The analysis found that there were 1.10 million active job postings in the week starting 3 August, up from 1.04 million in the previous week. However, this remains below the 1.35 million job postings active before lockdown in the first week of March.
Last week also saw the highest number of new job postings since lockdown began, with almost 126,000 adverts posted between 3-9 August. The previous high was the first week of June, with 112,000 new postings.

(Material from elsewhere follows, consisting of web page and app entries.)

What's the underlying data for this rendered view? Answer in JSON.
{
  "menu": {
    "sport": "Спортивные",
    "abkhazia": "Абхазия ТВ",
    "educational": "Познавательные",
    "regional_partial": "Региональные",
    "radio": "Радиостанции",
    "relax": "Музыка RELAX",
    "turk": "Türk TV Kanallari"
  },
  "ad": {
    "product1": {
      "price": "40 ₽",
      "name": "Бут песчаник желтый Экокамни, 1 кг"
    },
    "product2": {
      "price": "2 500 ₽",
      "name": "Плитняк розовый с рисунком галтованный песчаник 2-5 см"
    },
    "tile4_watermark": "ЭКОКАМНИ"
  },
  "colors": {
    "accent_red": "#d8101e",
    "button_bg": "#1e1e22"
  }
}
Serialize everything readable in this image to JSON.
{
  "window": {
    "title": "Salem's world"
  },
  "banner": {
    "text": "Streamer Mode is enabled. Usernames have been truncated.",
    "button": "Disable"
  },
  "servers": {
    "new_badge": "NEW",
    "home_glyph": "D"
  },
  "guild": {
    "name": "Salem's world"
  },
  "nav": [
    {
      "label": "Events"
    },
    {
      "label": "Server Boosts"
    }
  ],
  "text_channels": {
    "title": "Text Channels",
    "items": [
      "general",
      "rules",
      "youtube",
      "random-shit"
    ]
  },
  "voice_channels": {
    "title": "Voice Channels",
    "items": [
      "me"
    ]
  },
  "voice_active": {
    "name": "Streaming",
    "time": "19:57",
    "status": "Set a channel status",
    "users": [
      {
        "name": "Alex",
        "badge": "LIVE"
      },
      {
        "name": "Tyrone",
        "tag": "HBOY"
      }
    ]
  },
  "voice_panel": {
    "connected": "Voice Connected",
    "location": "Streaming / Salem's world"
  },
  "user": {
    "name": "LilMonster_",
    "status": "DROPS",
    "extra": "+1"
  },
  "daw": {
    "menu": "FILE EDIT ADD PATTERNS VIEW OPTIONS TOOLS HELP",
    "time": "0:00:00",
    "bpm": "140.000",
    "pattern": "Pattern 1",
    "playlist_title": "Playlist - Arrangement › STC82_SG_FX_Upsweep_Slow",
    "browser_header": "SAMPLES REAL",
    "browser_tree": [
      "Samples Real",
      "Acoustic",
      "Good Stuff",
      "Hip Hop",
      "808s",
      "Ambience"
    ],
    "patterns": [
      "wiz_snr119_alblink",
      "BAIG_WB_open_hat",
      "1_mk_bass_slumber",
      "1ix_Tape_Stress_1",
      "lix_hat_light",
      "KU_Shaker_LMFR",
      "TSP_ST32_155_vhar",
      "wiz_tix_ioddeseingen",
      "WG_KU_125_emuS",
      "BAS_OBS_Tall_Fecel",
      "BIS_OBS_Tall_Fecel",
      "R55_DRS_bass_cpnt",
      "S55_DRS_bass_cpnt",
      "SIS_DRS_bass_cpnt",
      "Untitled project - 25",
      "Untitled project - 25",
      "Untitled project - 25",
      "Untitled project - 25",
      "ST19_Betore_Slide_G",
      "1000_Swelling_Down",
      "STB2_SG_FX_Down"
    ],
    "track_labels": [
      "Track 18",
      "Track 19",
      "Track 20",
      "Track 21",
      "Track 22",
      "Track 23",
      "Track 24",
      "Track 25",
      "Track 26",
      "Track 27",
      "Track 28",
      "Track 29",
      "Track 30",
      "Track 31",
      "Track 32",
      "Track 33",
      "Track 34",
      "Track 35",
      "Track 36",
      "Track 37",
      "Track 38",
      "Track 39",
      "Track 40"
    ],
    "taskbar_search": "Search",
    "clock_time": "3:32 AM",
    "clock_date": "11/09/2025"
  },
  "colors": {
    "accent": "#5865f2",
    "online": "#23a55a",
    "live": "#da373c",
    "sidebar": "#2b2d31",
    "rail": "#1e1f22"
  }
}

REC’s data found that the growth in job adverts spanned almost the entire country. While the largest weekly increase was in Redbridge & Waltham Forest (23.7%), four of the top ten hiring hotspots were in Northern Ireland: Derry City & Strabane (11.5%), Ards & North Down (11.0%), Fermanagh & Omagh (9.2%) and Causeway Coast & Glens (8.7%). Overall, Northern Ireland saw a weekly rise in job postings of 6.3%.
According to the REC, there were only five counties/unitary authorities where the number of job postings fell compared to the previous week with the biggest falls in Swindon (-11.5%) and North Ayrshire (-15.6%).
The data also showed there was a notable rise in job adverts for gardeners (24.8%). There have also been further increases in postings for construction workers (15.8%), painters and decorators (14.1%), bricklayers (13.3%) and LGV (large good vehicle) drivers (+14.0%). Demand has also increased for childminders (12.1%) and play workers (16.9%).
The REC added that with many people falling on hard times because of the pandemic, there has also been a rise in adverts for debt collectors (20.9%).
Neil Carberry, Chief Executive of the REC, said, “The latest economic data tell a stark story of the scale of the lockdown recession, but now it is all about how quickly we recover. Many firms will face cash struggles in September and October, so redundancies will be with us for months to come and unemployment will rise. But a recovery is underway, as today’s tracker data shows. Construction sites have re-opened, logistics companies are dealing with high demand, and with people spending more time at home, many have been looking to spruce up their house and gardens. The increase in adverts for childminders and playworkers is interesting and perhaps linked to more people returning to offices and workplaces in the near future.”
“It’s important to remember that we are not just passengers in all of this – we have tools available that can minimise the unemployment increase that is coming,” Carberry added. “Absent a major second wave of the virus, the government needs to make sure all its actions boost the recovery rather than put the brakes on. Supporting retention and hiring by lowering employers’ National Insurance would be a good start. There should also be a greater sense of urgency on things like the private sector job search support scheme announced by the Chancellor in July. And of course we need skills reform and a Brexit deal that helps firms to trade freely with Europe.”
REC’s vacancy data compares to Broadbean Technology’s job vacancy data which showed a 14% week on week increase at the beginning of August.